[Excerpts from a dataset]

◆ ◆ ◆ ◆ ◆

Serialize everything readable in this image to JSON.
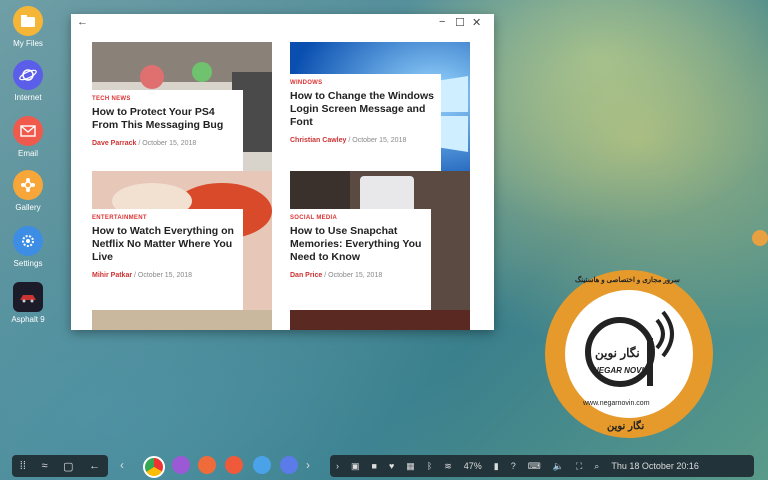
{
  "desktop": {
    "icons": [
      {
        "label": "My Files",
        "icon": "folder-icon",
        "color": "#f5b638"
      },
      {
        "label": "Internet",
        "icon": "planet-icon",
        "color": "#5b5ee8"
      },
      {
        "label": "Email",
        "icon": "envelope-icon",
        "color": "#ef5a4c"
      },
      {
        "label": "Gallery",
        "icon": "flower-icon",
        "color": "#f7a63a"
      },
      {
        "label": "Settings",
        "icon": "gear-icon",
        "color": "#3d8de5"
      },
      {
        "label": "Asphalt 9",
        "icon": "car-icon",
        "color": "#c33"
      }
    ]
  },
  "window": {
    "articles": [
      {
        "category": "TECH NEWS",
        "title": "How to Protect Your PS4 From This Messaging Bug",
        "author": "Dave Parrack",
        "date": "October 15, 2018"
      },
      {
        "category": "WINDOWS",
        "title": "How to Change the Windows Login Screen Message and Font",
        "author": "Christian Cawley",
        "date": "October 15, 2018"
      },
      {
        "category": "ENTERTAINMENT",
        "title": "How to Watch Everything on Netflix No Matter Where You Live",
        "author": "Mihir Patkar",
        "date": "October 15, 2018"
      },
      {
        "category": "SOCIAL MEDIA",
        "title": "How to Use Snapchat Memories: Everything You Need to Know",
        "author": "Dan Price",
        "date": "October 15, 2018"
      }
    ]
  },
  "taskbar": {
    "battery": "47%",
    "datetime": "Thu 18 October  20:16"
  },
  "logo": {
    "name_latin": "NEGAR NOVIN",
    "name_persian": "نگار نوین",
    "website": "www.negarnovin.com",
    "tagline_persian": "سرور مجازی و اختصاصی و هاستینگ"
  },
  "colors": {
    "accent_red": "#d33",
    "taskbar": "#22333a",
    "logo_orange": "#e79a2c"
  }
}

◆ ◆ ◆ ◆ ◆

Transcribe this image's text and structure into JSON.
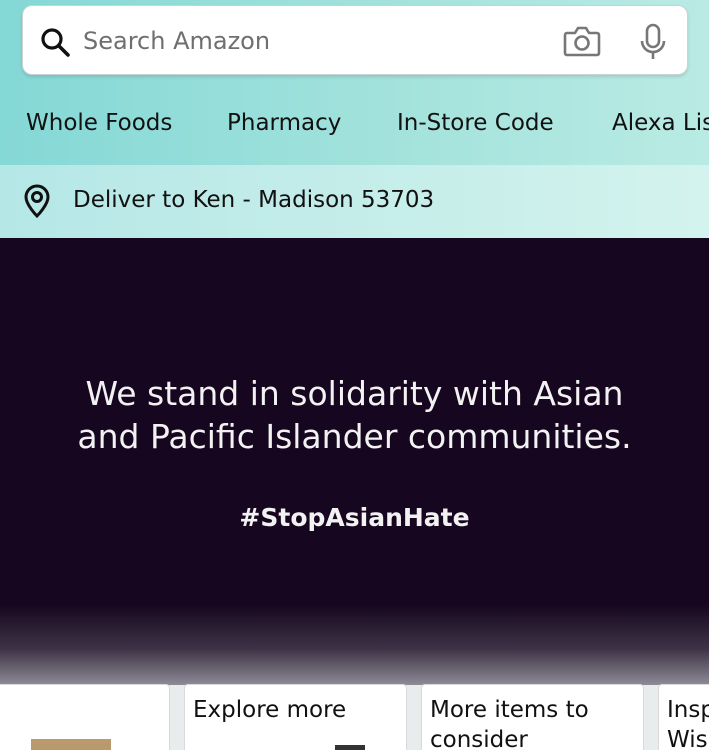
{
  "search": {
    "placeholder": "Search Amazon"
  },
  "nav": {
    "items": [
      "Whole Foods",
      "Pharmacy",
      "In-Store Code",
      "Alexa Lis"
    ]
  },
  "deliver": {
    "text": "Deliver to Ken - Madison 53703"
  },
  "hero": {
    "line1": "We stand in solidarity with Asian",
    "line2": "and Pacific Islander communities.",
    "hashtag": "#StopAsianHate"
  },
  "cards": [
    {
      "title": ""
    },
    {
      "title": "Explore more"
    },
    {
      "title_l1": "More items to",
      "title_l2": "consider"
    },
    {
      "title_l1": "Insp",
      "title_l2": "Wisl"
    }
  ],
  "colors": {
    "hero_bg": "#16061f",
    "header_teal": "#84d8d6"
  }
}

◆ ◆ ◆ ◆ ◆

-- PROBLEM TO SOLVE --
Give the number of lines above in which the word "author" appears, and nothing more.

-- EXPECTED ANSWER --
4